Prompt »
Whenever a line in the data below includes the string "date", copy it out.

Record excerpts »
##############################

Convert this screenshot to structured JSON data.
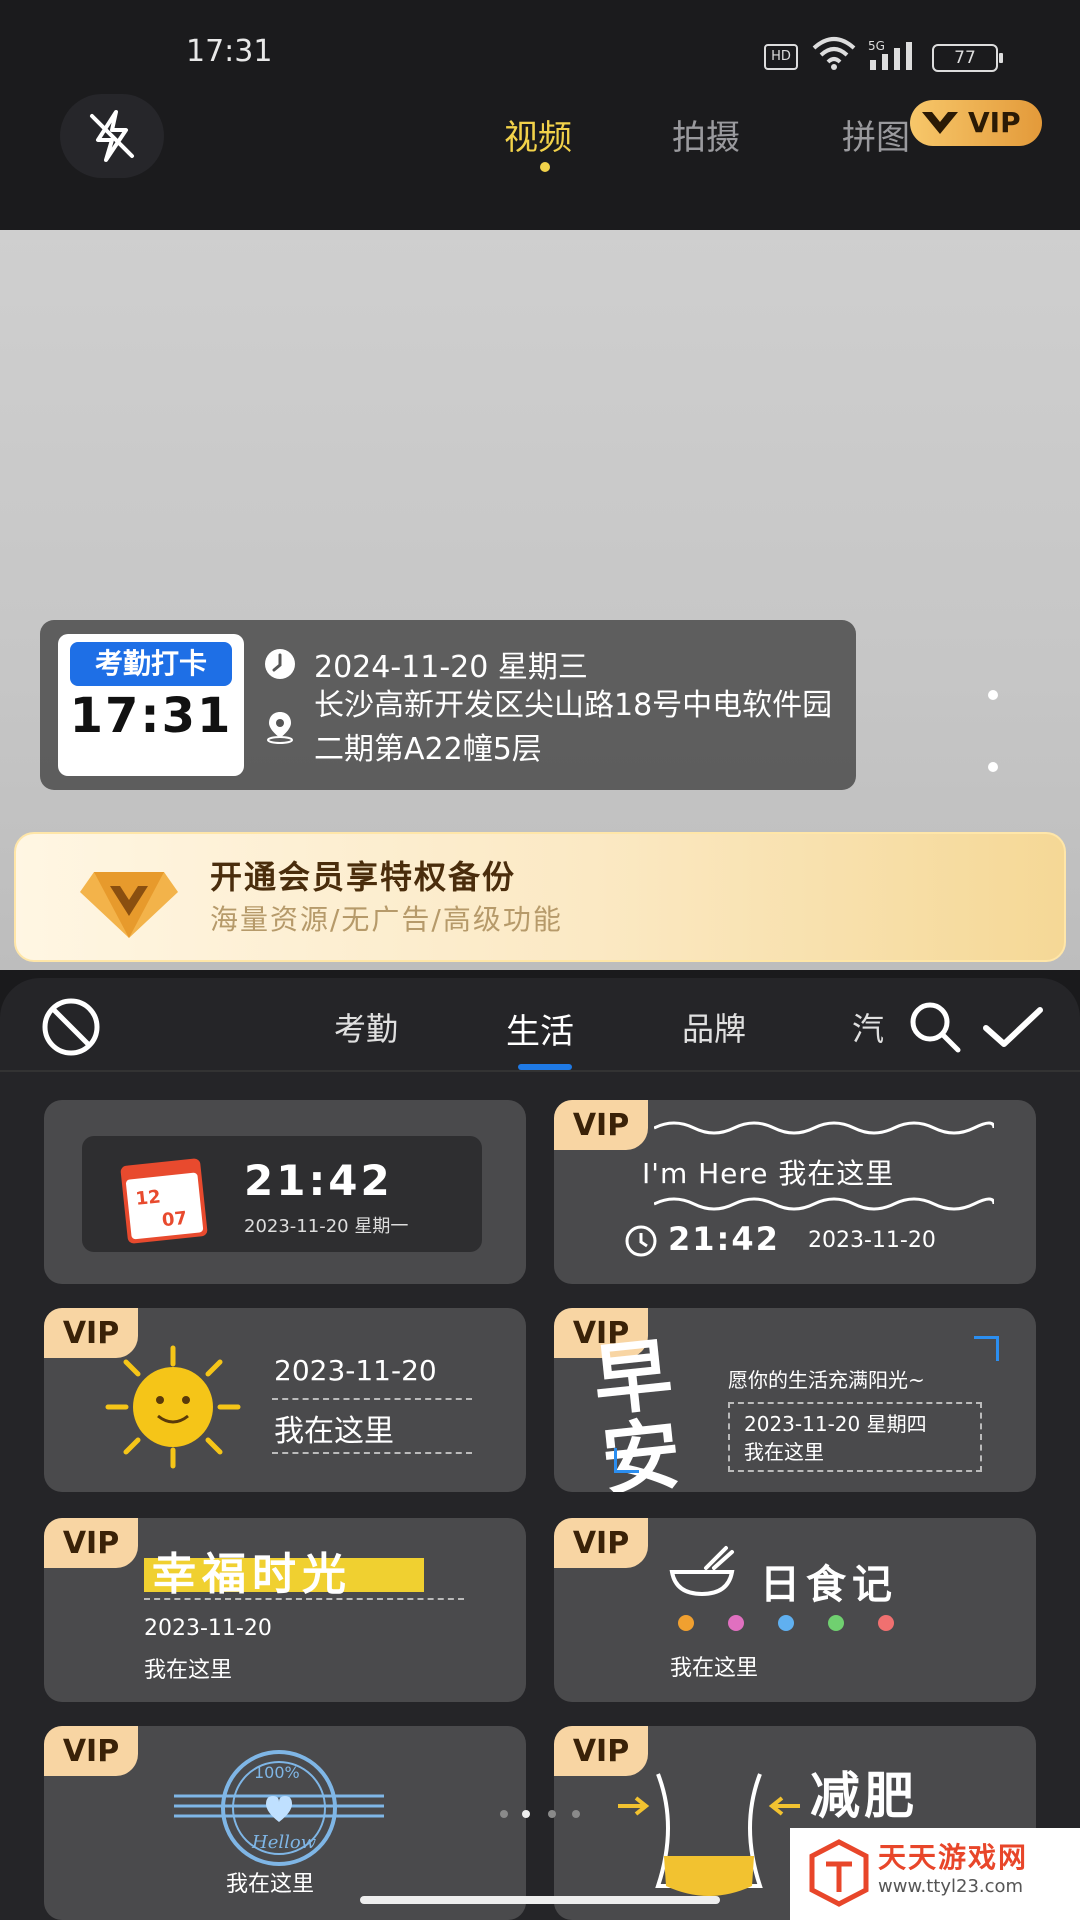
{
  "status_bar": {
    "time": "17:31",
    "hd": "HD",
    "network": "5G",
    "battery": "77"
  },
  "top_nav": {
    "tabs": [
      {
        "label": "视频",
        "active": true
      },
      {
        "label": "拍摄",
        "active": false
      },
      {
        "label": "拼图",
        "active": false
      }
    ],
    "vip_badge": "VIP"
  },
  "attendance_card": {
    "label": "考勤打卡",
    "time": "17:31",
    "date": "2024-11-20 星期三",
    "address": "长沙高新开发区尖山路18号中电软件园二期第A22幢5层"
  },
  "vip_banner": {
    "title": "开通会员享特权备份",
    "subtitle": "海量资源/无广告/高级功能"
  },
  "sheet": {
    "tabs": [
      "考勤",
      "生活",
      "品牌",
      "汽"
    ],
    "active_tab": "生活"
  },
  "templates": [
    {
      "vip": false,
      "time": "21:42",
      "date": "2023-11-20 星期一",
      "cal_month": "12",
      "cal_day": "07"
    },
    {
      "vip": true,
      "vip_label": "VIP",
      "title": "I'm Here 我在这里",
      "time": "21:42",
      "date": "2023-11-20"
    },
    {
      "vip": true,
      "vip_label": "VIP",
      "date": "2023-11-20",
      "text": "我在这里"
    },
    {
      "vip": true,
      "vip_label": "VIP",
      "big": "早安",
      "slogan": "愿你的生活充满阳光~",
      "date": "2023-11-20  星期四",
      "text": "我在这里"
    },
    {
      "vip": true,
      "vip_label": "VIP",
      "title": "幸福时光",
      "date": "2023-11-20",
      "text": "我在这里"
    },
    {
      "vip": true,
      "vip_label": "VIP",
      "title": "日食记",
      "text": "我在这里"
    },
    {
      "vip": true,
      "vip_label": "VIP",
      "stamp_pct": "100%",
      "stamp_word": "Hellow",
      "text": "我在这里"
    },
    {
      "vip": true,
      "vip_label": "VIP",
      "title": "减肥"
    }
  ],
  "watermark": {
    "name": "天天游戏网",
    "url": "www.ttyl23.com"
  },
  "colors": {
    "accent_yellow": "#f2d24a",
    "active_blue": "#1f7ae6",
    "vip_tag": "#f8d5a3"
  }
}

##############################

The answer »
    "date": "2024-11-20 星期三",
      "date": "2023-11-20 星期一",
      "date": "2023-11-20"
      "date": "2023-11-20",
      "date": "2023-11-20  星期四",
      "date": "2023-11-20",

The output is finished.